Three cases of CWD confirmed
State agencies confirmed this week that three new cases of chronic wasting disease all in free-ranging deer were detected in an adult buck in Frankstown Township, Blair County; an adult doe in Freedom Township, Blair County; and a year-and-a-half-old buck in South Woodbury Township, Bedford County.
According to Southcentral Regional director of the Pennsylvania Game Commission Brad Meyers, the hunters who killed those deer did not notice anything usual about them, saying none of the deer appeared sick or were acting strangely. CWD is an always fatal brain disease among deer and other cervids, like elk and moose, and it is believed all three deer had escaped from captive facilities and were not born in the wild.
Although it does not recommend that anyone eat venison from a deer confirmed to be infected with CWD, the Centers for Disease Control says, there is no evidence that the disease can be spread to other types of animals or to humans. According to PGC Bureau of Wildlife Management director Cal DuBrock, all test results on samples taken from hunter-killed deer in the most recent hunting seasons in that area of southcentral Pennsylvania have been received, and only those three came back as confirmed for CWD.
In addition, results have come back as negative on all 2,089 deer sampled from within the 400-square-mile disease management area in Adams and York counties that the commission established last fall after Pennsylvania's first case of CWD was confirmed in a captive herd of deer.

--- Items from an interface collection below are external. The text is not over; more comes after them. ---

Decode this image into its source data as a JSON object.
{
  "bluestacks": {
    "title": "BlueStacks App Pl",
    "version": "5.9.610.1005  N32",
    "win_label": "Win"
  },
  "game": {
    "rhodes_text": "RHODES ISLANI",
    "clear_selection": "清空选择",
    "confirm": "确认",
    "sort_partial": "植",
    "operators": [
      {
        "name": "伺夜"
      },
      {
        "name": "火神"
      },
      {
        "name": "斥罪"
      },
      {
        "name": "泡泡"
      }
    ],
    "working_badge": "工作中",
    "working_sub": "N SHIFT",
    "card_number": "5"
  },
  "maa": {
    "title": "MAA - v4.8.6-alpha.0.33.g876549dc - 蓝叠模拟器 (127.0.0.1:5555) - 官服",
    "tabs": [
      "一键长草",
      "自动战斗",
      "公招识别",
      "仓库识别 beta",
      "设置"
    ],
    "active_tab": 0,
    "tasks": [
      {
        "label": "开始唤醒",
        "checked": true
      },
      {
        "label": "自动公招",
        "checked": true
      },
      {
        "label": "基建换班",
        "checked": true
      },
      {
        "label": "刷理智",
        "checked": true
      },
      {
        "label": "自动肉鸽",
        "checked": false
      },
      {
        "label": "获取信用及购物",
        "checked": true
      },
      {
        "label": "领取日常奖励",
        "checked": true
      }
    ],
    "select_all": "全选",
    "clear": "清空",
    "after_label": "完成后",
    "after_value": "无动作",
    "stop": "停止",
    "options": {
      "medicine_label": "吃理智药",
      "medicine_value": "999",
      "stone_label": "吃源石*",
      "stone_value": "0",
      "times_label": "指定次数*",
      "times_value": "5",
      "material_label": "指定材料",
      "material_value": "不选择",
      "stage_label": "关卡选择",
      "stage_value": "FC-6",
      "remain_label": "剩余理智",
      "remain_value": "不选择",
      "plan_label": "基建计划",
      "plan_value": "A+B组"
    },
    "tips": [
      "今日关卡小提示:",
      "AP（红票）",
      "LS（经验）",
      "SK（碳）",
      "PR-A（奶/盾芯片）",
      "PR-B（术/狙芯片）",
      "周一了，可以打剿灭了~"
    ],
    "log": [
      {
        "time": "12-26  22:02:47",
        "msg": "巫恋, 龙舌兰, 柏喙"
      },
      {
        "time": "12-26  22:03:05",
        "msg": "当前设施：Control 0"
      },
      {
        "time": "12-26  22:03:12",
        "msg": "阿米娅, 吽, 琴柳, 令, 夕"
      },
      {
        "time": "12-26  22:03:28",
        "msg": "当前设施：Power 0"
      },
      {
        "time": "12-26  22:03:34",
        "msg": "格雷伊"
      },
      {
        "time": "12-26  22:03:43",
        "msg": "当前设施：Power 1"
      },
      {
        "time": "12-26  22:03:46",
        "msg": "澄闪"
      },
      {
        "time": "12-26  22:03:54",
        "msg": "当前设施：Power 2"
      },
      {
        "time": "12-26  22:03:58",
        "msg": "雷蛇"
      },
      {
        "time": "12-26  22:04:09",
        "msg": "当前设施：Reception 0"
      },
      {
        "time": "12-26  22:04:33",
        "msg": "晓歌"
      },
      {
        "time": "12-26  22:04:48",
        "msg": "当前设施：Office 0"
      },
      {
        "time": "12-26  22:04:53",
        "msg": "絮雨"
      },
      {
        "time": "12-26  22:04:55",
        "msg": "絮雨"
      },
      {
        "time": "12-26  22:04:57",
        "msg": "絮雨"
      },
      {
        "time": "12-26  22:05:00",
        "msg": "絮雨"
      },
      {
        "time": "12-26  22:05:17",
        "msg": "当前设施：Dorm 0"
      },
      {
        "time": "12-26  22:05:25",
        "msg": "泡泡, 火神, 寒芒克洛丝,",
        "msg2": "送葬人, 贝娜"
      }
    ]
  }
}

Priority was placed on samples from the DMA and then samples from the area of Bedford and Blair counties because of their proximity to a spreading area of CWD in Maryland, about 10 miles south of the Mason-Dixon line with Bedford County.
DuBrock said other results, from more than a thousand additional samples taken from hunter-killed and road-killed deer farther north in the state, have not yet been received. They are expected over the next several weeks, and that timeframe also applies to the schedule the commission, the Pennsylvania Department of Agriculture and other partners on the state's CWD Response Task Force expect to follow in setting the state's response to the three new cases of CWD.

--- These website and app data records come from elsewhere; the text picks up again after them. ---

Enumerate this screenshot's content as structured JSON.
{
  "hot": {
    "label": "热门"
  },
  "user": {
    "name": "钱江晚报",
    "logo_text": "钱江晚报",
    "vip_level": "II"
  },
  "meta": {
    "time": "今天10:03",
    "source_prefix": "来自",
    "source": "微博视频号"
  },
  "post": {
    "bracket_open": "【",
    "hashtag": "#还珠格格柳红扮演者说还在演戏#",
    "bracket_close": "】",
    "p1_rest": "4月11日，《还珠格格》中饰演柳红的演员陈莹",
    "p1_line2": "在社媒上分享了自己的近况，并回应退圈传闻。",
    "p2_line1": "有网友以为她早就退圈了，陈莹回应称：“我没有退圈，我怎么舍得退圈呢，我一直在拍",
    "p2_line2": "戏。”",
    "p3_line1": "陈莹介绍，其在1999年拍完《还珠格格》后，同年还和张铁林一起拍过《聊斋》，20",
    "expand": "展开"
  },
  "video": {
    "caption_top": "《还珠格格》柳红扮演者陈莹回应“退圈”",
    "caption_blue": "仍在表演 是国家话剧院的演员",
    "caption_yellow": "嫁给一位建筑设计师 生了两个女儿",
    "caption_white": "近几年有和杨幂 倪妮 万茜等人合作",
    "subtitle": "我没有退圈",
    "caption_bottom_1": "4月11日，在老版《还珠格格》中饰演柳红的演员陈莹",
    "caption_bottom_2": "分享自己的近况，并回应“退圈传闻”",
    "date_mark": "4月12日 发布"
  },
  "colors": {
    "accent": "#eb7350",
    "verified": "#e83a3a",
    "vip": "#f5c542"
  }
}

First Frontier Militia, the muzzleloader branch of Bowmanstown Rod and Gun Club and a member club of the Pennsylvania Federation of Black Powder Shooters, will conduct its first event of the season, Sunday, beginning at 9 a.m.
Sunday's edition of "Experience The Outdoors," hosted by award-winning Pennsylvania Outdoor Writers Association member Doyle Dietz, at 7 a.m. on 1410-AM WLSH, at 9:30 a.m. on Magic 105.5-FM and on the Web at http://www.wmgh.com/ by clicking the link to the program, features Rivers Fly Fishing Youth Conservation Camp director Rod Cross.
Cabela's is holding a two-day event dealing with hunting spring gobblers, featuring seminars and product demonstrations, Saturday and Sunday, March 16 and 17, at the Hamburg store.
Pennsylvania native Nate Hosie, co-host of HeadHunters TV on the Outdoor Channel, is the keynote speaker during the two-day event. Among his topics are hunting call-shy birds in Pennsylvania and tips and techniques on how hunters can successfully film their hunts.
A Chronic Wasting Disease Seminar is being held by the Southeast Pennsylvania Branch of Quality Deer Management Association, Saturday March 23, from 8:30 a.m. to 3:30 p.m., at Reinholds Fire Company Banquet Hall, Route 897/West Main St., Reinholds.
This is the QDMA "short course" that will focus on public information, with the featured speaker Pennsylvania Game Commission Bureau of Wildlife Management director Cal DuBrock. A question-and-answer session will follow the seminar.
Space is limited to 150 attendees, and preregistration is suggested. For information and registration, call Mike Gerth at 484-269-2390, Steve Homyack at 610-589-5051 or Barry Buhay at 717-397-9902.
A group of 15 licensed New York State fishing guides from the Oswego County River Guides Association are sponsoring driftboat fishing trips for U.S. Military veterans, Monday, March 25, on the Salmon River. As part of the program, participants will receive lodging and a dinner at the Altmar Volunteer Fire Department.
Requests are filled in the order they are received on the special website that has been established for the event at http://www.volunteerguidesforvets.com/. Those interested in making donations to help defray expenses may also do so on the website or by sending checks to Volunteer Guides for Vets, 90 Lewis St., Pulaski, N.Y. 13142.